[Records shown Boundary: Start]

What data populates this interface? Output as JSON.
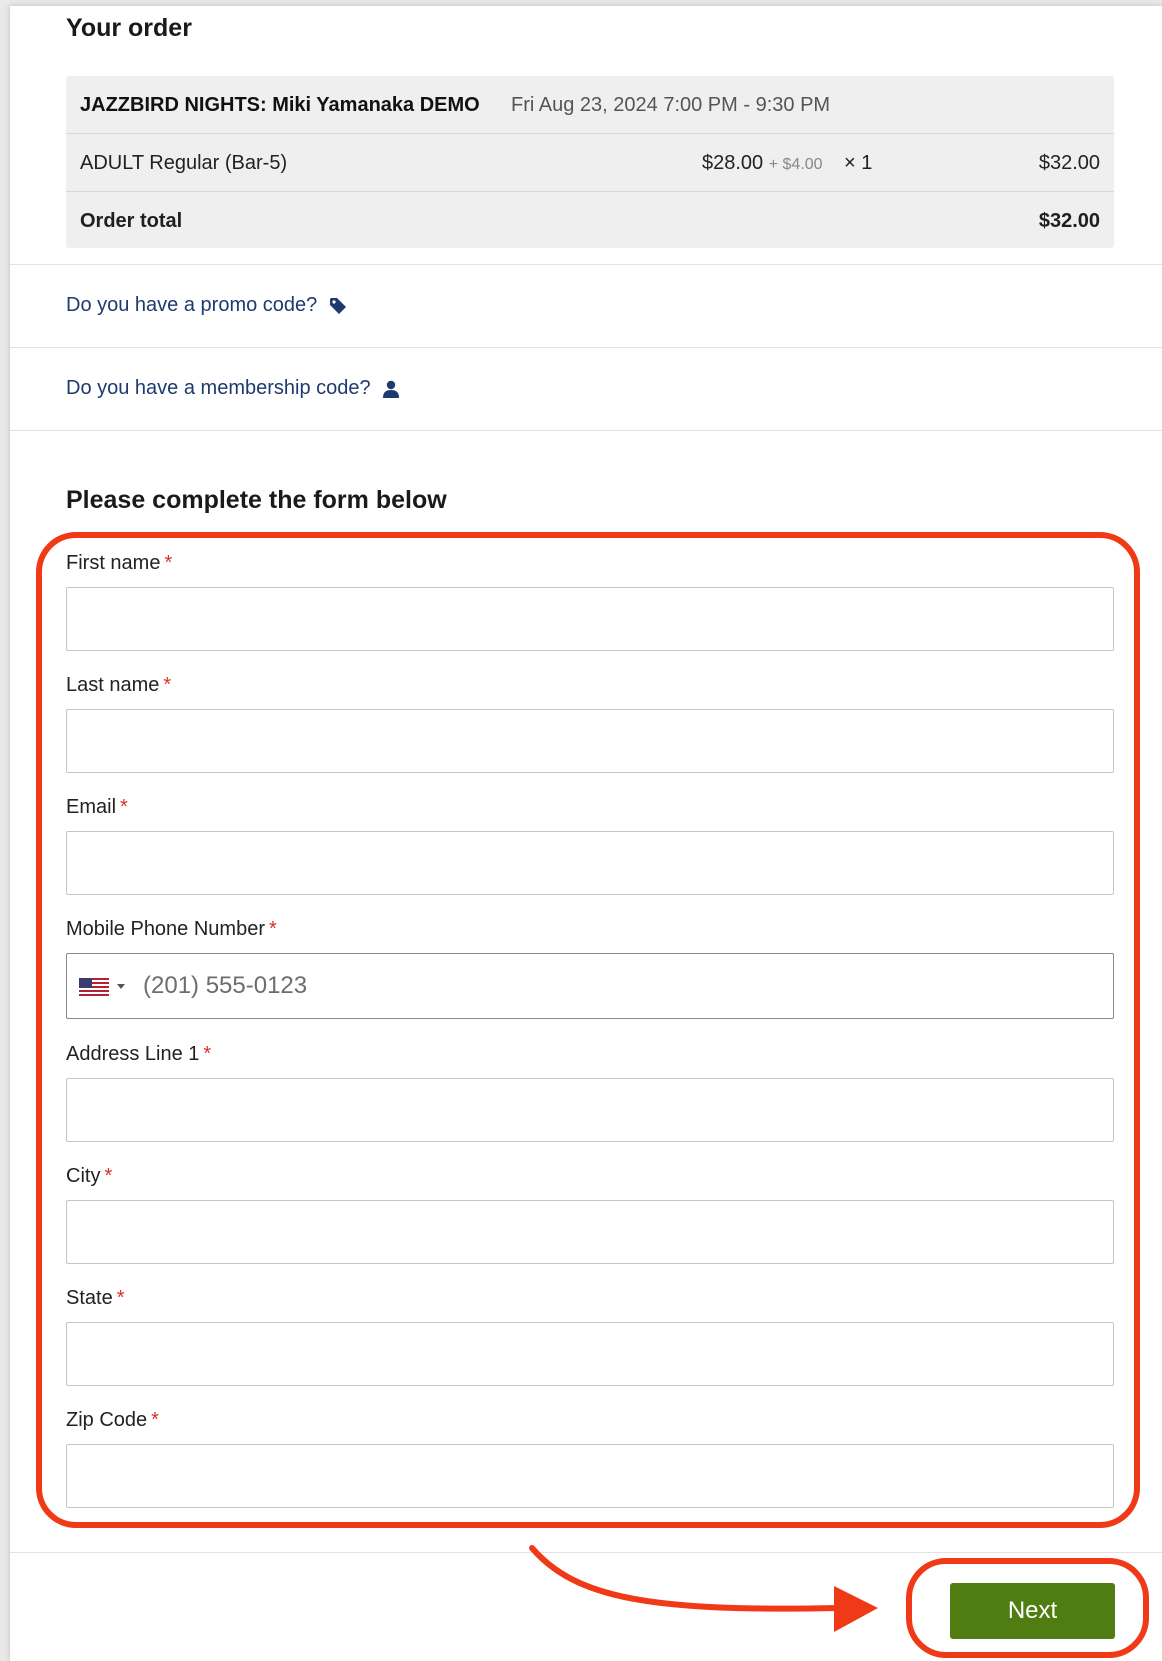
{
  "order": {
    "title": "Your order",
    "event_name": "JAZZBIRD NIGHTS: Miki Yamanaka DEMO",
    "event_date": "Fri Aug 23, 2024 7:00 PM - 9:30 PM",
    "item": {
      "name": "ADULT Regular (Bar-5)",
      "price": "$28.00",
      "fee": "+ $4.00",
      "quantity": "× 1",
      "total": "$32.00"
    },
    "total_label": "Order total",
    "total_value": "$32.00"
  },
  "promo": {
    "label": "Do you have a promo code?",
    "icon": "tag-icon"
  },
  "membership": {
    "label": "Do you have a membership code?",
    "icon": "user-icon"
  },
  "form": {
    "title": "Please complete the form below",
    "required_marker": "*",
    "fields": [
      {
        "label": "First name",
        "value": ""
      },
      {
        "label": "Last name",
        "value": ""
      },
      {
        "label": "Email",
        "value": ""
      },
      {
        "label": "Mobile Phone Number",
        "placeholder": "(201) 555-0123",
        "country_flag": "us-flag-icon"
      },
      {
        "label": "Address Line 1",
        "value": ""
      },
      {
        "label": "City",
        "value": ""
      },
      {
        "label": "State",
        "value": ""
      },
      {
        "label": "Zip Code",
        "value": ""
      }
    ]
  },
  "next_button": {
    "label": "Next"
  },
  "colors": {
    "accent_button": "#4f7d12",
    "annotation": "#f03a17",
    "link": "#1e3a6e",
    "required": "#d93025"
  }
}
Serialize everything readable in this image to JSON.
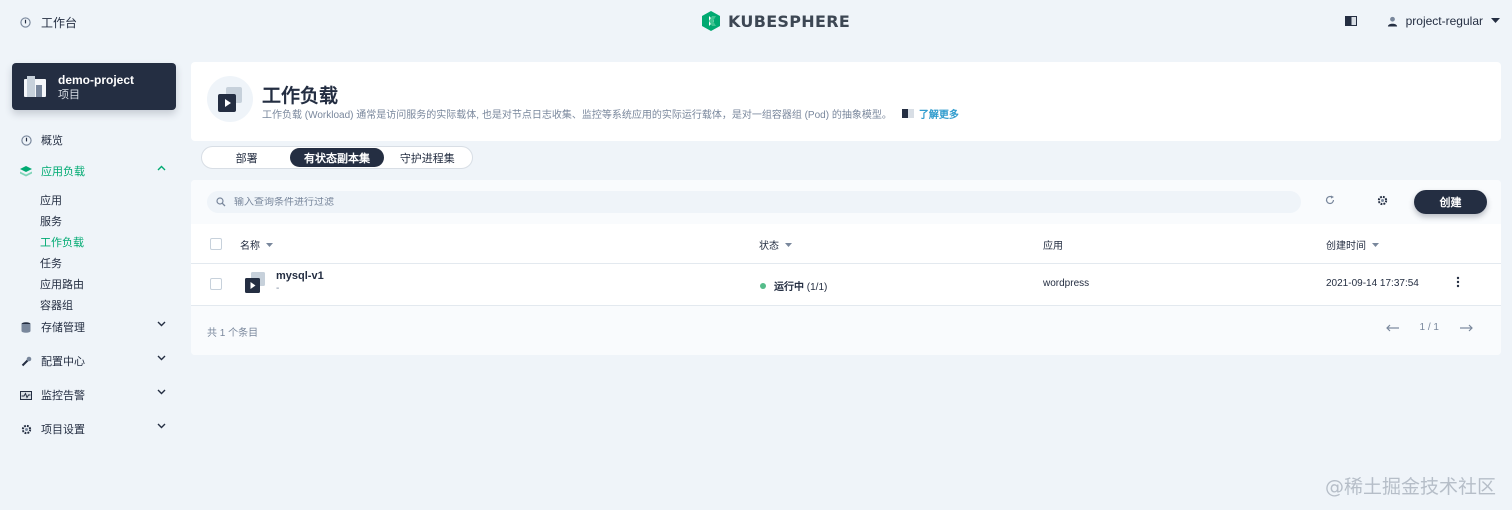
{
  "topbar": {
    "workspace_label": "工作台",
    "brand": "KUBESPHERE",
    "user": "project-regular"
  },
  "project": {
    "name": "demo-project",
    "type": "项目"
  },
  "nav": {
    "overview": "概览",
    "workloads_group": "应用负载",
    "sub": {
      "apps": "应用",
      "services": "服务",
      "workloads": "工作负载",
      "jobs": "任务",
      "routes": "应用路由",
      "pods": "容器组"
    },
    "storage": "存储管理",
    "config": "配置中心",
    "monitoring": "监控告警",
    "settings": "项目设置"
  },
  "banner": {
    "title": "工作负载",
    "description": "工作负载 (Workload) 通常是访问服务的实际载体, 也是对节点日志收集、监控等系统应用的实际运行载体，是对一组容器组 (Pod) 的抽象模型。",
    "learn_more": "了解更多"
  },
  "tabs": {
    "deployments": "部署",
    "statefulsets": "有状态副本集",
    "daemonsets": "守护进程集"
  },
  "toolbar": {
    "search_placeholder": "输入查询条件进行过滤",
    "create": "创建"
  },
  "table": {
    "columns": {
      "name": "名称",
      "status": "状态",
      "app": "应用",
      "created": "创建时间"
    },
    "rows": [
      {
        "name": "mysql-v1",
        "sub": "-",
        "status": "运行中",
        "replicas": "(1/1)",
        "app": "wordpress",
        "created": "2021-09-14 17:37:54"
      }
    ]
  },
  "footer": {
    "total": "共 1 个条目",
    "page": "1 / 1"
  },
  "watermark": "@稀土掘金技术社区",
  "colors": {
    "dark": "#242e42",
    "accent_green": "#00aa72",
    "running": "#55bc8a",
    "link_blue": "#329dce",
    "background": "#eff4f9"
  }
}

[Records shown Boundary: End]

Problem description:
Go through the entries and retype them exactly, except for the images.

Your solution:
What data populates this interface? Output as JSON.
{
  "order": {
    "title": "Your order",
    "event_name": "JAZZBIRD NIGHTS: Miki Yamanaka DEMO",
    "event_date": "Fri Aug 23, 2024 7:00 PM - 9:30 PM",
    "item": {
      "name": "ADULT Regular (Bar-5)",
      "price": "$28.00",
      "fee": "+ $4.00",
      "quantity": "× 1",
      "total": "$32.00"
    },
    "total_label": "Order total",
    "total_value": "$32.00"
  },
  "promo": {
    "label": "Do you have a promo code?",
    "icon": "tag-icon"
  },
  "membership": {
    "label": "Do you have a membership code?",
    "icon": "user-icon"
  },
  "form": {
    "title": "Please complete the form below",
    "required_marker": "*",
    "fields": [
      {
        "label": "First name",
        "value": ""
      },
      {
        "label": "Last name",
        "value": ""
      },
      {
        "label": "Email",
        "value": ""
      },
      {
        "label": "Mobile Phone Number",
        "placeholder": "(201) 555-0123",
        "country_flag": "us-flag-icon"
      },
      {
        "label": "Address Line 1",
        "value": ""
      },
      {
        "label": "City",
        "value": ""
      },
      {
        "label": "State",
        "value": ""
      },
      {
        "label": "Zip Code",
        "value": ""
      }
    ]
  },
  "next_button": {
    "label": "Next"
  },
  "colors": {
    "accent_button": "#4f7d12",
    "annotation": "#f03a17",
    "link": "#1e3a6e",
    "required": "#d93025"
  }
}
Serialize everything readable in this image to JSON.
{
  "topbar": {
    "workspace_label": "工作台",
    "brand": "KUBESPHERE",
    "user": "project-regular"
  },
  "project": {
    "name": "demo-project",
    "type": "项目"
  },
  "nav": {
    "overview": "概览",
    "workloads_group": "应用负载",
    "sub": {
      "apps": "应用",
      "services": "服务",
      "workloads": "工作负载",
      "jobs": "任务",
      "routes": "应用路由",
      "pods": "容器组"
    },
    "storage": "存储管理",
    "config": "配置中心",
    "monitoring": "监控告警",
    "settings": "项目设置"
  },
  "banner": {
    "title": "工作负载",
    "description": "工作负载 (Workload) 通常是访问服务的实际载体, 也是对节点日志收集、监控等系统应用的实际运行载体，是对一组容器组 (Pod) 的抽象模型。",
    "learn_more": "了解更多"
  },
  "tabs": {
    "deployments": "部署",
    "statefulsets": "有状态副本集",
    "daemonsets": "守护进程集"
  },
  "toolbar": {
    "search_placeholder": "输入查询条件进行过滤",
    "create": "创建"
  },
  "table": {
    "columns": {
      "name": "名称",
      "status": "状态",
      "app": "应用",
      "created": "创建时间"
    },
    "rows": [
      {
        "name": "mysql-v1",
        "sub": "-",
        "status": "运行中",
        "replicas": "(1/1)",
        "app": "wordpress",
        "created": "2021-09-14 17:37:54"
      }
    ]
  },
  "footer": {
    "total": "共 1 个条目",
    "page": "1 / 1"
  },
  "watermark": "@稀土掘金技术社区",
  "colors": {
    "dark": "#242e42",
    "accent_green": "#00aa72",
    "running": "#55bc8a",
    "link_blue": "#329dce",
    "background": "#eff4f9"
  }
}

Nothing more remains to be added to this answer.